The people of Arondizuogu, descended from the slavery merchants of Arochukwu, have several origin stories for the festival. The first ties it to the traditional status of yam, planted only by men then, as the king of crops in Igboland. It suggests that “Ikeji” comes from the phrase “ike ji,” which means to tie yam in the barn. There have also been suggestions that it is taken from other meanings: “the power of the yam” and “the power that holds the yam.”
Another story links the festival to the slave trade, a system which made the Aro powerful. In cases when Aro men were mistakenly sold into slavery, they used a secret phrase, “aka ike jim,” which means “strong hands are holding me,” to bargain for freedom, else the slave merchant would be met with the wrath of the Ibini Ukpabi, the Long Juju oracle at Arochukwu. To remember the Aro people lost to the slave trade conducted by their own people, the festival was created, as something comparable to the Jewish Passover, and the name shortened to “Ikeji,” meaning “the power that holds.” Other stories are variations of these two.

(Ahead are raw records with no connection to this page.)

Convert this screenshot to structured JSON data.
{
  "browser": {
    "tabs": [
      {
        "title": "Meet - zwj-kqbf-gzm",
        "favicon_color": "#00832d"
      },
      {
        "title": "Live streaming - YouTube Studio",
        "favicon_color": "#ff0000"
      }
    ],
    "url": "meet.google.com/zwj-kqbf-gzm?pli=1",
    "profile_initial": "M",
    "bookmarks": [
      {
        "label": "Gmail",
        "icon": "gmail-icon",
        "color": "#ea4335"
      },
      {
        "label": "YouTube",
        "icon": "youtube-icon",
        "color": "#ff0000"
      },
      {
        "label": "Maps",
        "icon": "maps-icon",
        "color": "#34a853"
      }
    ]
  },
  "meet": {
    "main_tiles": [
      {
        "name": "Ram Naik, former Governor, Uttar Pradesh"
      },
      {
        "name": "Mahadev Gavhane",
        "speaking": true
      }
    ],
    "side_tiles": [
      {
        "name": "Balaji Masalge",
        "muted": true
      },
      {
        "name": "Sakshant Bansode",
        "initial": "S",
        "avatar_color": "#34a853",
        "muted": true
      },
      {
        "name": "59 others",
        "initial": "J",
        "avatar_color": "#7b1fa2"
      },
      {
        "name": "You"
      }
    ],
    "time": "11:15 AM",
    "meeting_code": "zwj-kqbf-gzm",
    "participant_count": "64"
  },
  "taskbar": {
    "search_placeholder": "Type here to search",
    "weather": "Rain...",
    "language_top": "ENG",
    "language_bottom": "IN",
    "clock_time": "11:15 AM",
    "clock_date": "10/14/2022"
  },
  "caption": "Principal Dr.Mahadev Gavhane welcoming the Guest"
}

The Ikeji Festival incorporates the Aro regard for Chukwu, God Almighty, and their Ndichies, the elders, and ultimately signifies their harnessing of this to project power across slave-era Igboland and to maintain influence in the present day.
The festival progresses with the four Igbo market days. On Eke day, people buy yam and oil, goats and fowls, in preparation. On Orie day, they make thanksgiving sacrifices to their ancestors, seeking blessings for the event, and also to bridge the gap between them and Chukwu. On Afor day, there is cooking and eating and all masquerades assemble at the village square. On Nkwo day, the main day, people go to the community square, watching masquerades perform. There, specialists engage in displays that defy natural and scientific logic, including testing charms on each other and, in a highly anticipated contest, untying a ram supernaturally bound by a string.
During the festival, young men are inducted into the mmonwu society of masquerades. As part of the expensive events, they are required to abstain from injustice, lies, sexual relationships, and food cooked by women.
The Ikeji Festival is celebrated beyond Arondizuogu and Arochukwu and is anticipated in major cities like Aba.
Otosirieze Obi-Young is a Nigerian writer, editor, journalist, and curator. As Editor of Folio Nigeria, he profiles innovators and facilitators in culture: business, art, photography, music, activism, health, food. He has extensive experience working in the African literary scene. He is currently the chair of judges for The Gerald Kraak Prize, for African storytellers exploring social justice, sexuality, and gender, and he was a judge for The Morland Scholarship. He was an editor at 14, Nigeria's first queer art collective, and Curator at The Art Naija Series, a sequence of e-anthologies exploring different aspects of Nigerianness. From late 2016 to early 2020, he led the transformation of the literary blog Brittle Paper to a standard platform, creating and administering The Brittle Paper Awards, the first by an African publication. His work in queer visibility advocacy has been profiled in Literary Hub. In 2019, he won the inaugural The Future Awards Africa Prize for Literature. In 2020, he was named among "The 100 Most Influential Young Nigerians" by Avance Media. He completed a collection of short stories in 2016 and his novel in 2020. He has an MA in African studies from the University of Nigeria, Nsukka. From 2017 to 2018, he taught English at Godfrey Okoye University, Enugu. Find him on otosirieze.com or on Twitter & Insta: @otosirieze.